Tony Joe White (Lake Placid Blues, 1995)
The Soul Children (Soul Children/Best Of Two Worlds, 1995)
Levon Helm (Levon Helm & The RCO All-Stars, 1996)
Albert King (The Blues Don’t Change, 1996)
Rance Allen (Soulful Experience, 1996)
Freddie King (Getting Ready, 1996)
Taveres (Best of Taveres, 1996)
Various Artists (Mean Old World: The Blues from 1940 to 1994, 1996)
Carla Thomas (Love Means Carla Thomas/Memphis Queen, 1997)
Rance Allen (Let the Music Get Down in Your Soul, 1997)
John Fogerty (Blue Moon Swamp, 1997)
Yvonne Elliman (Best Of Yvonne Elliman, 1997)
Ray Charles (Genius & Soul: The 50th Anniversary Collection, 1997)
The Blues Brothers (Blues Brothers & Friends: Live from House of Blues, 1997)
Tinsley Ellis (Fire it up, 1997)
Boz Scaggs (My Time: The Anthology 1969-1997, 1997)
Leon Russell (Retrospective, 1997)
William Bell (Bound to Happen, 1997)
Otis Redding (Dreams to Remember: The Otis Redding Anthology, 1998)
Stevie Nicks (Enchanted: The Works of Stevie Nicks, 1998)
Booker T & The MGs (Time Is Tight, 1998)
Soundtrack (Vampires, 1998)
Albert King (The Very Best of Albert King, 1999)
Eric Clapton (Clapton Chronicles: Best of 1981-1999, 1999)
Crosby Stills Nash & Young (Looking Forward, 1999)
The Soul Children (Genesis/Friction, 1999)
The Blues Brothers (The Blues Brothers Complete, 2000)
Tom Petty & The Heartbreakers (Anthology: Through the Years, 2000)
Don Covay (Mercy, Mercy/Seesaw, 2000)
Eric Clapton (Money & Cigarettes, 2000)

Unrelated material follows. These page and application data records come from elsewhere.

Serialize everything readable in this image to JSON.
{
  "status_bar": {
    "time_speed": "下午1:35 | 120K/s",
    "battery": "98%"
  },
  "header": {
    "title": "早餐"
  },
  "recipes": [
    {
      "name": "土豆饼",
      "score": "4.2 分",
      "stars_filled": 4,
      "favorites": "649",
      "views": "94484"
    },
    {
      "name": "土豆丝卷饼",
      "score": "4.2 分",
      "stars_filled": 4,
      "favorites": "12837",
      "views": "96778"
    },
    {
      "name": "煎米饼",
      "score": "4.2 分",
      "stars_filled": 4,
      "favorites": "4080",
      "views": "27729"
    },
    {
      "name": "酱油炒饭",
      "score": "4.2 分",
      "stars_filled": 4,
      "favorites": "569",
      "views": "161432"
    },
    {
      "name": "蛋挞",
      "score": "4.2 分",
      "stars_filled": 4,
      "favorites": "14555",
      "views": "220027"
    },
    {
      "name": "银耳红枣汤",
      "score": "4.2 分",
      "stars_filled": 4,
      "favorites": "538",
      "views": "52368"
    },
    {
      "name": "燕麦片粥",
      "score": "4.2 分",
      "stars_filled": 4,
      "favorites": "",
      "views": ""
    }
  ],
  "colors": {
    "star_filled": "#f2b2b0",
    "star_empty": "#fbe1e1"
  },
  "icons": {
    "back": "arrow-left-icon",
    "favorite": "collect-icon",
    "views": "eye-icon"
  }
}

Jerry Lee Lewis (Mercury Smashes… and Rockin’ Sessions, 2000)
Eric Clapton (Best Of Eric Clapton [Import Bonus Tracks], 2000)
Neil Young (Road Rock Vol 1: Friends & Relatives, 2000)
Johnnie Taylor (Lifetime, 2000)
Bill Withers (Lean on Me: The Best of Bill Withers, 2000)
Eric Clapton (Unplugged/Clapton Chronicles, 2001)
Freddie King (Ultimate Collection, 2001)
Freddie King (Texas Cannonball, 2002)
Mavis Staples (Only for the Lonely, 2002)
Albert King (Born Under a Bad Sign, 2002)
Neil Young (Are You Passionate?, 2002)
William Bell (Soul of a Bell, 2002)
Leo Sayer (Here, 2003)
Joan Baez (Complete A&M Recordings, 2003)
Booker T & The MGs (Soul Men, 2003)
Sountrack (Martin Scorsese Presents the Blues: A Musical Journey, 2003)
Jerry Lee Lewis (Southern Roots: Boogie Woogie Country Man, 2004)
Various Artists (Soul Comes Home: Celebration of Stax Records, 2004)
John Fogerty (Blue Moon Swamp, 2004)
Richie Havens (Dreaming As One: The A&M Years, 2004)
Guy Sebastian (The Memphis Sessions, 2007)

%d bloggers like this: